“Whatever barrier you’re looking for, the formulation you end up with will have some combination of these three materials,” said Brzostowicz. “Typically, polyethylene will be used least often as a skin. EVOH is always placed in the core of the formulation, because it’s very moisture sensitive. Nylon can be placed either in the core or on the outside skin, especially if heat resistance is specified.”
In practice, its best to combine for specialty products that need both oxygen and moisture protection. For Brzostowicz, his go-to cereal also happens to be his go-to example when describing such formulations.
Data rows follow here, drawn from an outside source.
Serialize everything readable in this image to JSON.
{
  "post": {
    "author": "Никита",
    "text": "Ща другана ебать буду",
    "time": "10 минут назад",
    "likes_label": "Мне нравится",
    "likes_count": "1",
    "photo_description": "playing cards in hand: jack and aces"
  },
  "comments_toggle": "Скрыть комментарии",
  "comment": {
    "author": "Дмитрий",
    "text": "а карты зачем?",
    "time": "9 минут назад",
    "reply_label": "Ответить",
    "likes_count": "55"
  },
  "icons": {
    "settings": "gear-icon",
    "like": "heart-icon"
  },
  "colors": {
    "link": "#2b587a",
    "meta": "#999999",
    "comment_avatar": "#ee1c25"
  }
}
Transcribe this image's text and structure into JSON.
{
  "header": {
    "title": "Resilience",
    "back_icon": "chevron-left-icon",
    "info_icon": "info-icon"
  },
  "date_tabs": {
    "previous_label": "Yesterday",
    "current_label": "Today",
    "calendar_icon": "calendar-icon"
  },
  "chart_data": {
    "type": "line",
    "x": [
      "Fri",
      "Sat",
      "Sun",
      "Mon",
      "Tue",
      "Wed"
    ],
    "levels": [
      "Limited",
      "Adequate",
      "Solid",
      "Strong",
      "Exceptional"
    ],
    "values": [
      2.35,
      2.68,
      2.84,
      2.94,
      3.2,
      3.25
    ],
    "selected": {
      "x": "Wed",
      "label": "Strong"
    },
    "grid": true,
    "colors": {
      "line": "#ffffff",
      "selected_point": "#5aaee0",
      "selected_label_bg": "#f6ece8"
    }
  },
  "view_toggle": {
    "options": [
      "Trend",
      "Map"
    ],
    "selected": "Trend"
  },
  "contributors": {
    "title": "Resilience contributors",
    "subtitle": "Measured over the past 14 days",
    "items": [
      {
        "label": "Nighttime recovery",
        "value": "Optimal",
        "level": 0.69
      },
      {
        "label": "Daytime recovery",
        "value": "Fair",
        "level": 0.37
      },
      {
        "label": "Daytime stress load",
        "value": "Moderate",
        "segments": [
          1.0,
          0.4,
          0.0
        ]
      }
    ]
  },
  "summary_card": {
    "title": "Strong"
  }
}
“Cereal that contains grains, fruits and nuts is a great example of a barrier film application that’s going to need both moisture and oxygen barrier properties,” he said.
"An application like this requires a film with high density polyethylene layers to protect the grains and granola from becoming stale. It also needs EVOH or nylon layers to stop the natural oils from the nuts seeping through the barrier and damaging the packaging.”
When it comes to helping current and potential customers find their ideal barrier film, it always comes back to knowing your product to determine the best option.
“Sometimes we get technically-knowledgeable customers who know exactly what they’re looking for and ask for our recommendations,” said Brzostowicz. “Other times, we get potential customers who aren’t entirely sure what they need. That’s when we have the discussion about their industry and our experience creating barrier films for that industry. Conversations like this let us make better-informed recommendations, which in turn allows us to help put them in a position to make an educated buying decision.”
Now that you’re well versed in barrier films, get in touch with our technical experts here and let us know how we can help you formulate your next barrier film.